● Action item:
The response must reproduce every record below without alteration.

Task material Block Start

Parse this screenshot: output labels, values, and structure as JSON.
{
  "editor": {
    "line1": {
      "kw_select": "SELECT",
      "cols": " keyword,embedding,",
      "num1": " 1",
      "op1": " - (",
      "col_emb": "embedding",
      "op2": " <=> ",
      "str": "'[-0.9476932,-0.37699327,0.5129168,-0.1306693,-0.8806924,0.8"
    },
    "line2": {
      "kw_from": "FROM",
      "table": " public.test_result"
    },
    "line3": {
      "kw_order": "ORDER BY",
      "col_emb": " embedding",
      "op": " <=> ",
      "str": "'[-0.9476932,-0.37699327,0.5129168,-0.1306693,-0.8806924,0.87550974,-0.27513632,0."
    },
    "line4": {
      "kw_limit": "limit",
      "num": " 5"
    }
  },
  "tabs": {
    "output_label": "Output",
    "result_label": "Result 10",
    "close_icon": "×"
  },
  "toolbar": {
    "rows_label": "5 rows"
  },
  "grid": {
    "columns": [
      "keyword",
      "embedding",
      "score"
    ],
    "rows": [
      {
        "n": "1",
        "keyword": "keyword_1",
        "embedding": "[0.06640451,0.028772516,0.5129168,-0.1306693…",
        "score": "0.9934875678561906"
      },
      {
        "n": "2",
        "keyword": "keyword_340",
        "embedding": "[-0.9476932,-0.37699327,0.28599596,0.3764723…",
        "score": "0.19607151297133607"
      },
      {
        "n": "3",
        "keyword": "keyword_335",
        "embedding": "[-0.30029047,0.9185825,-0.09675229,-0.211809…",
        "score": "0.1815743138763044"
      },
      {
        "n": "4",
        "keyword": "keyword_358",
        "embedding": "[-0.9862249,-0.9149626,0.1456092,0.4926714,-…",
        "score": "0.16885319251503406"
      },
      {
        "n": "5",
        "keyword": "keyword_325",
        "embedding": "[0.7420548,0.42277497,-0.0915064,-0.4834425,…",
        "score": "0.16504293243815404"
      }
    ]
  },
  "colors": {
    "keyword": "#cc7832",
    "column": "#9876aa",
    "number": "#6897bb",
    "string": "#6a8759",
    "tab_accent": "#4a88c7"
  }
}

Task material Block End

● Result of the task:
Parse this screenshot: output labels, values, and structure as JSON.
{
  "editor": {
    "line1": {
      "kw_select": "SELECT",
      "cols": " keyword,embedding,",
      "num1": " 1",
      "op1": " - (",
      "col_emb": "embedding",
      "op2": " <=> ",
      "str": "'[-0.9476932,-0.37699327,0.5129168,-0.1306693,-0.8806924,0.8"
    },
    "line2": {
      "kw_from": "FROM",
      "table": " public.test_result"
    },
    "line3": {
      "kw_order": "ORDER BY",
      "col_emb": " embedding",
      "op": " <=> ",
      "str": "'[-0.9476932,-0.37699327,0.5129168,-0.1306693,-0.8806924,0.87550974,-0.27513632,0."
    },
    "line4": {
      "kw_limit": "limit",
      "num": " 5"
    }
  },
  "tabs": {
    "output_label": "Output",
    "result_label": "Result 10",
    "close_icon": "×"
  },
  "toolbar": {
    "rows_label": "5 rows"
  },
  "grid": {
    "columns": [
      "keyword",
      "embedding",
      "score"
    ],
    "rows": [
      {
        "n": "1",
        "keyword": "keyword_1",
        "embedding": "[0.06640451,0.028772516,0.5129168,-0.1306693…",
        "score": "0.9934875678561906"
      },
      {
        "n": "2",
        "keyword": "keyword_340",
        "embedding": "[-0.9476932,-0.37699327,0.28599596,0.3764723…",
        "score": "0.19607151297133607"
      },
      {
        "n": "3",
        "keyword": "keyword_335",
        "embedding": "[-0.30029047,0.9185825,-0.09675229,-0.211809…",
        "score": "0.1815743138763044"
      },
      {
        "n": "4",
        "keyword": "keyword_358",
        "embedding": "[-0.9862249,-0.9149626,0.1456092,0.4926714,-…",
        "score": "0.16885319251503406"
      },
      {
        "n": "5",
        "keyword": "keyword_325",
        "embedding": "[0.7420548,0.42277497,-0.0915064,-0.4834425,…",
        "score": "0.16504293243815404"
      }
    ]
  },
  "colors": {
    "keyword": "#cc7832",
    "column": "#9876aa",
    "number": "#6897bb",
    "string": "#6a8759",
    "tab_accent": "#4a88c7"
  }
}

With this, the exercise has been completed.